By Vidya Dehejia with essays by Richard H. Davis, R. Nagaswamy, and Karen Pechilis Prentiss
Published in 2003 by the AFA in association with University of Washington Press
255 pages, 89 illus. (49 in color), 9 × 11 in.
Paper • ISBN 0-917418-96-4 • $35.00 (AFA)
Cloth • ISBN 0-295-98284-5 • $49.95 (University of Washington Press)

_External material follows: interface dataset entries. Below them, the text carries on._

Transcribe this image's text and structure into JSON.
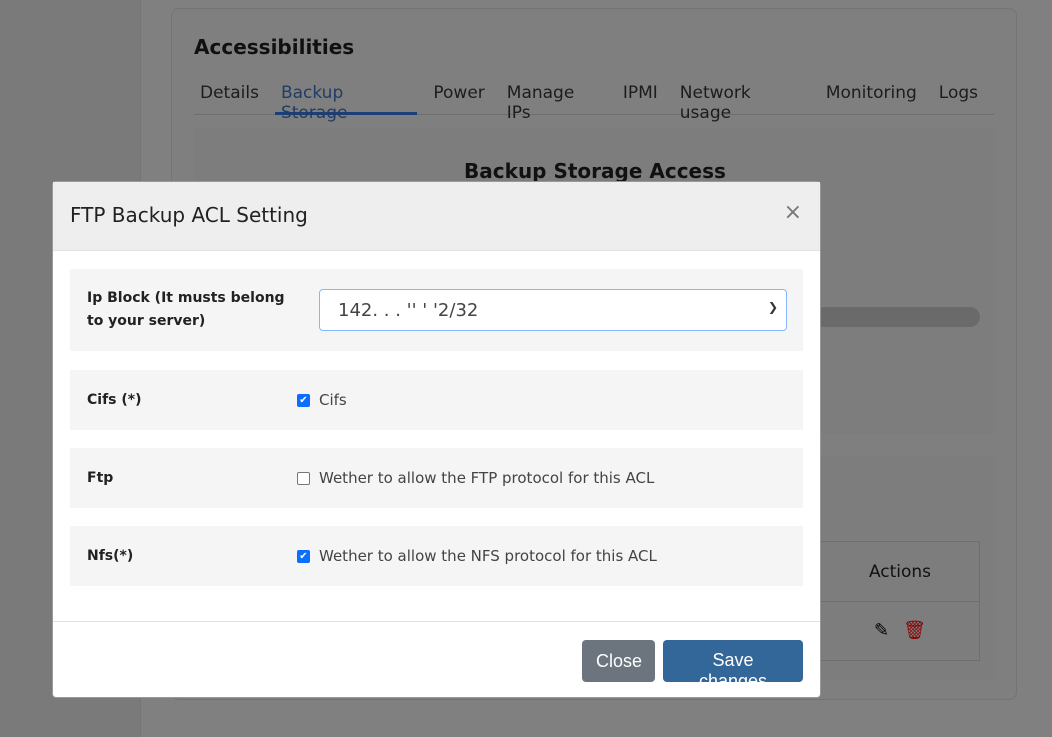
{
  "background": {
    "section_title": "Accessibilities",
    "tabs": [
      {
        "label": "Details"
      },
      {
        "label": "Backup Storage",
        "active": true
      },
      {
        "label": "Power"
      },
      {
        "label": "Manage IPs"
      },
      {
        "label": "IPMI"
      },
      {
        "label": "Network usage"
      },
      {
        "label": "Monitoring"
      },
      {
        "label": "Logs"
      }
    ],
    "panel_title": "Backup Storage Access",
    "table_header_actions": "Actions"
  },
  "modal": {
    "title": "FTP Backup ACL Setting",
    "close_icon": "×",
    "ip_block": {
      "label": "Ip Block (It musts belong to your server)",
      "value": "142. . . '' ' '2/32"
    },
    "cifs": {
      "label": "Cifs (*)",
      "checkbox_label": "Cifs",
      "checked": true
    },
    "ftp": {
      "label": "Ftp",
      "checkbox_label": "Wether to allow the FTP protocol for this ACL",
      "checked": false
    },
    "nfs": {
      "label": "Nfs(*)",
      "checkbox_label": "Wether to allow the NFS protocol for this ACL",
      "checked": true
    },
    "close_label": "Close",
    "save_label": "Save changes"
  },
  "colors": {
    "primary": "#336699",
    "secondary": "#6c757d",
    "delete": "#c00000"
  }
}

From the ninth to the thirteenth centuries, the Chola dynasty was the dominant political, cultural, religious, and artistic force in the area of South India. During the Chola rule, the arts of all media—music and dance, poetry and drama, philosophy and religious thought, and the arts of sculpture, bronze-casting, jewelry-making, painting, and architecture—reached new heights. It was also during this time that Chola artists created and perfected portable bronzes which were worshiped as living entities to preside over daily rituals and periodic ceremonial processions. Sensuous curves and graceful elegance characterize the primarily religious bronze sculpture of the period, expressing the sacred, intangible beauty of gods, goddesses, and saints. This catalogue highlights fifty-nine Chola bronzes that exemplify the graceful forms, delicate modeling, and remarkable technical sophistication of these sculptures.


“an excellent introduction”
Publishers Weekly, January 2003


“powerful formal and iconographic analysis … a significant work”
The Statesman (Calcutta), May 2003